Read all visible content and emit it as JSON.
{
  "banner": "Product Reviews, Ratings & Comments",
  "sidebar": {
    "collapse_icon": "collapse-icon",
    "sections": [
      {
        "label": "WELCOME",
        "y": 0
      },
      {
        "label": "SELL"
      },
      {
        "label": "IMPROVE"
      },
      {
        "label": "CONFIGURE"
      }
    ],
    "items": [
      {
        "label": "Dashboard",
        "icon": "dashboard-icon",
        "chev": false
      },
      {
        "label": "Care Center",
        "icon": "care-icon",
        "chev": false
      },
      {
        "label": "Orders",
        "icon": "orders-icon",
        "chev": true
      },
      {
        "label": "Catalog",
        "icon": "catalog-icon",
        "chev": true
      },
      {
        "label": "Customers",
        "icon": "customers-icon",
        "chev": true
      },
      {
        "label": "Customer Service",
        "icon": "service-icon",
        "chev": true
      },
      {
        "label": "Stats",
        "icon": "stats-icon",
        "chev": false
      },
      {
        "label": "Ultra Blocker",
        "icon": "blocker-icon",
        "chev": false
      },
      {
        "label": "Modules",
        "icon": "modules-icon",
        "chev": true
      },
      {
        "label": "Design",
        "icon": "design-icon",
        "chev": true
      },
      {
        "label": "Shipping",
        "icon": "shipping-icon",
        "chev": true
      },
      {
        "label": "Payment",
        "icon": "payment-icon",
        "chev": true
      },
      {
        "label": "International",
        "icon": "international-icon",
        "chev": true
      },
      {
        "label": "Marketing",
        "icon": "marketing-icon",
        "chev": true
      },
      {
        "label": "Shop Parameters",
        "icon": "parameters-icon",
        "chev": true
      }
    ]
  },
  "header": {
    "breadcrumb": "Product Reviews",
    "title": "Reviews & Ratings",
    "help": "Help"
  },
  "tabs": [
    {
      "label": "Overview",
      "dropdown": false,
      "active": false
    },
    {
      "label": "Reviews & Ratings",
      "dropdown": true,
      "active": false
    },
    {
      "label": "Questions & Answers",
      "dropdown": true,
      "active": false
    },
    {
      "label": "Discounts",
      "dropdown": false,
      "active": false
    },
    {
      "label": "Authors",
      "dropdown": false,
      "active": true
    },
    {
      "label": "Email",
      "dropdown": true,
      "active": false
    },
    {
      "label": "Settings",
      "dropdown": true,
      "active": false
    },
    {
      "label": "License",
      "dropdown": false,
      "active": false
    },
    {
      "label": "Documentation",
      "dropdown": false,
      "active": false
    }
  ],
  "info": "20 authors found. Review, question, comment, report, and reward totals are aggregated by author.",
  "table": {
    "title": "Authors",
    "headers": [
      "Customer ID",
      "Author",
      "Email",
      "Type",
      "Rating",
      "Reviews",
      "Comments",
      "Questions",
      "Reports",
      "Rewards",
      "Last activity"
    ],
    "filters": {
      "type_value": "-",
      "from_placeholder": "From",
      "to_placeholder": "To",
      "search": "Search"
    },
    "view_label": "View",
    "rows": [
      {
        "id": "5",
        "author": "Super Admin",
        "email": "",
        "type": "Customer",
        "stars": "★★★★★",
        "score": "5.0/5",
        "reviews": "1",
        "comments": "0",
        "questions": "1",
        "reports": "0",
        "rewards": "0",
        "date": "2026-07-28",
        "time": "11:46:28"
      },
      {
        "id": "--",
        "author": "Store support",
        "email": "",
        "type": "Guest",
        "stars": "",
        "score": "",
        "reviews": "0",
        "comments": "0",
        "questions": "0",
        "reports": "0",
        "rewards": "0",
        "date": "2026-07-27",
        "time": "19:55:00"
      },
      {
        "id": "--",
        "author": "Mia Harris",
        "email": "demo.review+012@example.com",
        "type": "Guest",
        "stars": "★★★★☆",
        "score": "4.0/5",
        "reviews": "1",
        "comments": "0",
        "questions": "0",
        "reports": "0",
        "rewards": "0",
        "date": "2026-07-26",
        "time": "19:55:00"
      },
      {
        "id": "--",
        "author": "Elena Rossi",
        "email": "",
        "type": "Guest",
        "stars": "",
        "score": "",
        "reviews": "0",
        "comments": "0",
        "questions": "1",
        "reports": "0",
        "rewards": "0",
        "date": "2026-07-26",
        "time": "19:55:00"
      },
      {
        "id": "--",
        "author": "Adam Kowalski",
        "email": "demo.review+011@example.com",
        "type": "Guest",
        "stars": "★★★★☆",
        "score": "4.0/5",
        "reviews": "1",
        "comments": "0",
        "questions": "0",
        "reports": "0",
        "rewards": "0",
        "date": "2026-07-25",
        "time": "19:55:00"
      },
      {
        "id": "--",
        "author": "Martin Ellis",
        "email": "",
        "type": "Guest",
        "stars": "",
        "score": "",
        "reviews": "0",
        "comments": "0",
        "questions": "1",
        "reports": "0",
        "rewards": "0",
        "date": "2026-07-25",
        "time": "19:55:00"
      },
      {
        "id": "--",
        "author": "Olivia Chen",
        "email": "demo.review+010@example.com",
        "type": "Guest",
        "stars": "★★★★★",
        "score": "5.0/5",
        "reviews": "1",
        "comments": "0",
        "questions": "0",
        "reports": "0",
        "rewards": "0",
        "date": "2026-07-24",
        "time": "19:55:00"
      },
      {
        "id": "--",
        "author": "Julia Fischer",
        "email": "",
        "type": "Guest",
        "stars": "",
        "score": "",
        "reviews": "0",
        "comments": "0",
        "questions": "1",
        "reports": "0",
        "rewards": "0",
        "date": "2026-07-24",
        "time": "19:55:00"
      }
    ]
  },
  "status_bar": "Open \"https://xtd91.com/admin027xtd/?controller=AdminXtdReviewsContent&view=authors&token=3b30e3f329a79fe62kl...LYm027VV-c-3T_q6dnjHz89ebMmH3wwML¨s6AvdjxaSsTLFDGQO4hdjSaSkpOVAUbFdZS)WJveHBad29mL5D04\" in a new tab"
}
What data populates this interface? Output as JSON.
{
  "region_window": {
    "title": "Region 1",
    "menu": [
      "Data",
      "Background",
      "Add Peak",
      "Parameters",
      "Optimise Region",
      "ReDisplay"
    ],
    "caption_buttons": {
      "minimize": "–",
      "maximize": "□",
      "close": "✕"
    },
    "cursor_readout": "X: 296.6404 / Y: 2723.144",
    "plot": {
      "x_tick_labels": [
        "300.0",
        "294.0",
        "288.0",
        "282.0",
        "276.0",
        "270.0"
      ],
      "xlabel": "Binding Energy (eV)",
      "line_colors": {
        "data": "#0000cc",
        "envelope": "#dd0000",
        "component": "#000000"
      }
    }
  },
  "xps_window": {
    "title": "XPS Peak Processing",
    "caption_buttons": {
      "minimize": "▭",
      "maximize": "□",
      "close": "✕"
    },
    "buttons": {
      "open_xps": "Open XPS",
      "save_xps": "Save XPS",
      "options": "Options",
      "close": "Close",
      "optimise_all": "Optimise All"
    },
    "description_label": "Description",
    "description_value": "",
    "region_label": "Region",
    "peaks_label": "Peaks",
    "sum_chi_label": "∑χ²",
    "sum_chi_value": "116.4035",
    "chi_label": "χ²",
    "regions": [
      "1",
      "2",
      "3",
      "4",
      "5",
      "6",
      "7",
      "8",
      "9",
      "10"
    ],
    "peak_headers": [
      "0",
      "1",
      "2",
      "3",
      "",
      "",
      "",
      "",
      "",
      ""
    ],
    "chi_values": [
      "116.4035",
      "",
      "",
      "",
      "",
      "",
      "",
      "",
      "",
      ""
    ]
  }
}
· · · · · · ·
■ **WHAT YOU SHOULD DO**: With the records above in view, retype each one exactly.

■ **SOLUTION**:
Read all visible content and emit it as JSON.
{
  "banner": "Product Reviews, Ratings & Comments",
  "sidebar": {
    "collapse_icon": "collapse-icon",
    "sections": [
      {
        "label": "WELCOME",
        "y": 0
      },
      {
        "label": "SELL"
      },
      {
        "label": "IMPROVE"
      },
      {
        "label": "CONFIGURE"
      }
    ],
    "items": [
      {
        "label": "Dashboard",
        "icon": "dashboard-icon",
        "chev": false
      },
      {
        "label": "Care Center",
        "icon": "care-icon",
        "chev": false
      },
      {
        "label": "Orders",
        "icon": "orders-icon",
        "chev": true
      },
      {
        "label": "Catalog",
        "icon": "catalog-icon",
        "chev": true
      },
      {
        "label": "Customers",
        "icon": "customers-icon",
        "chev": true
      },
      {
        "label": "Customer Service",
        "icon": "service-icon",
        "chev": true
      },
      {
        "label": "Stats",
        "icon": "stats-icon",
        "chev": false
      },
      {
        "label": "Ultra Blocker",
        "icon": "blocker-icon",
        "chev": false
      },
      {
        "label": "Modules",
        "icon": "modules-icon",
        "chev": true
      },
      {
        "label": "Design",
        "icon": "design-icon",
        "chev": true
      },
      {
        "label": "Shipping",
        "icon": "shipping-icon",
        "chev": true
      },
      {
        "label": "Payment",
        "icon": "payment-icon",
        "chev": true
      },
      {
        "label": "International",
        "icon": "international-icon",
        "chev": true
      },
      {
        "label": "Marketing",
        "icon": "marketing-icon",
        "chev": true
      },
      {
        "label": "Shop Parameters",
        "icon": "parameters-icon",
        "chev": true
      }
    ]
  },
  "header": {
    "breadcrumb": "Product Reviews",
    "title": "Reviews & Ratings",
    "help": "Help"
  },
  "tabs": [
    {
      "label": "Overview",
      "dropdown": false,
      "active": false
    },
    {
      "label": "Reviews & Ratings",
      "dropdown": true,
      "active": false
    },
    {
      "label": "Questions & Answers",
      "dropdown": true,
      "active": false
    },
    {
      "label": "Discounts",
      "dropdown": false,
      "active": false
    },
    {
      "label": "Authors",
      "dropdown": false,
      "active": true
    },
    {
      "label": "Email",
      "dropdown": true,
      "active": false
    },
    {
      "label": "Settings",
      "dropdown": true,
      "active": false
    },
    {
      "label": "License",
      "dropdown": false,
      "active": false
    },
    {
      "label": "Documentation",
      "dropdown": false,
      "active": false
    }
  ],
  "info": "20 authors found. Review, question, comment, report, and reward totals are aggregated by author.",
  "table": {
    "title": "Authors",
    "headers": [
      "Customer ID",
      "Author",
      "Email",
      "Type",
      "Rating",
      "Reviews",
      "Comments",
      "Questions",
      "Reports",
      "Rewards",
      "Last activity"
    ],
    "filters": {
      "type_value": "-",
      "from_placeholder": "From",
      "to_placeholder": "To",
      "search": "Search"
    },
    "view_label": "View",
    "rows": [
      {
        "id": "5",
        "author": "Super Admin",
        "email": "",
        "type": "Customer",
        "stars": "★★★★★",
        "score": "5.0/5",
        "reviews": "1",
        "comments": "0",
        "questions": "1",
        "reports": "0",
        "rewards": "0",
        "date": "2026-07-28",
        "time": "11:46:28"
      },
      {
        "id": "--",
        "author": "Store support",
        "email": "",
        "type": "Guest",
        "stars": "",
        "score": "",
        "reviews": "0",
        "comments": "0",
        "questions": "0",
        "reports": "0",
        "rewards": "0",
        "date": "2026-07-27",
        "time": "19:55:00"
      },
      {
        "id": "--",
        "author": "Mia Harris",
        "email": "demo.review+012@example.com",
        "type": "Guest",
        "stars": "★★★★☆",
        "score": "4.0/5",
        "reviews": "1",
        "comments": "0",
        "questions": "0",
        "reports": "0",
        "rewards": "0",
        "date": "2026-07-26",
        "time": "19:55:00"
      },
      {
        "id": "--",
        "author": "Elena Rossi",
        "email": "",
        "type": "Guest",
        "stars": "",
        "score": "",
        "reviews": "0",
        "comments": "0",
        "questions": "1",
        "reports": "0",
        "rewards": "0",
        "date": "2026-07-26",
        "time": "19:55:00"
      },
      {
        "id": "--",
        "author": "Adam Kowalski",
        "email": "demo.review+011@example.com",
        "type": "Guest",
        "stars": "★★★★☆",
        "score": "4.0/5",
        "reviews": "1",
        "comments": "0",
        "questions": "0",
        "reports": "0",
        "rewards": "0",
        "date": "2026-07-25",
        "time": "19:55:00"
      },
      {
        "id": "--",
        "author": "Martin Ellis",
        "email": "",
        "type": "Guest",
        "stars": "",
        "score": "",
        "reviews": "0",
        "comments": "0",
        "questions": "1",
        "reports": "0",
        "rewards": "0",
        "date": "2026-07-25",
        "time": "19:55:00"
      },
      {
        "id": "--",
        "author": "Olivia Chen",
        "email": "demo.review+010@example.com",
        "type": "Guest",
        "stars": "★★★★★",
        "score": "5.0/5",
        "reviews": "1",
        "comments": "0",
        "questions": "0",
        "reports": "0",
        "rewards": "0",
        "date": "2026-07-24",
        "time": "19:55:00"
      },
      {
        "id": "--",
        "author": "Julia Fischer",
        "email": "",
        "type": "Guest",
        "stars": "",
        "score": "",
        "reviews": "0",
        "comments": "0",
        "questions": "1",
        "reports": "0",
        "rewards": "0",
        "date": "2026-07-24",
        "time": "19:55:00"
      }
    ]
  },
  "status_bar": "Open \"https://xtd91.com/admin027xtd/?controller=AdminXtdReviewsContent&view=authors&token=3b30e3f329a79fe62kl...LYm027VV-c-3T_q6dnjHz89ebMmH3wwML¨s6AvdjxaSsTLFDGQO4hdjSaSkpOVAUbFdZS)WJveHBad29mL5D04\" in a new tab"
}
What data populates this interface? Output as JSON.
{
  "region_window": {
    "title": "Region 1",
    "menu": [
      "Data",
      "Background",
      "Add Peak",
      "Parameters",
      "Optimise Region",
      "ReDisplay"
    ],
    "caption_buttons": {
      "minimize": "–",
      "maximize": "□",
      "close": "✕"
    },
    "cursor_readout": "X: 296.6404 / Y: 2723.144",
    "plot": {
      "x_tick_labels": [
        "300.0",
        "294.0",
        "288.0",
        "282.0",
        "276.0",
        "270.0"
      ],
      "xlabel": "Binding Energy (eV)",
      "line_colors": {
        "data": "#0000cc",
        "envelope": "#dd0000",
        "component": "#000000"
      }
    }
  },
  "xps_window": {
    "title": "XPS Peak Processing",
    "caption_buttons": {
      "minimize": "▭",
      "maximize": "□",
      "close": "✕"
    },
    "buttons": {
      "open_xps": "Open XPS",
      "save_xps": "Save XPS",
      "options": "Options",
      "close": "Close",
      "optimise_all": "Optimise All"
    },
    "description_label": "Description",
    "description_value": "",
    "region_label": "Region",
    "peaks_label": "Peaks",
    "sum_chi_label": "∑χ²",
    "sum_chi_value": "116.4035",
    "chi_label": "χ²",
    "regions": [
      "1",
      "2",
      "3",
      "4",
      "5",
      "6",
      "7",
      "8",
      "9",
      "10"
    ],
    "peak_headers": [
      "0",
      "1",
      "2",
      "3",
      "",
      "",
      "",
      "",
      "",
      ""
    ],
    "chi_values": [
      "116.4035",
      "",
      "",
      "",
      "",
      "",
      "",
      "",
      "",
      ""
    ]
  }
}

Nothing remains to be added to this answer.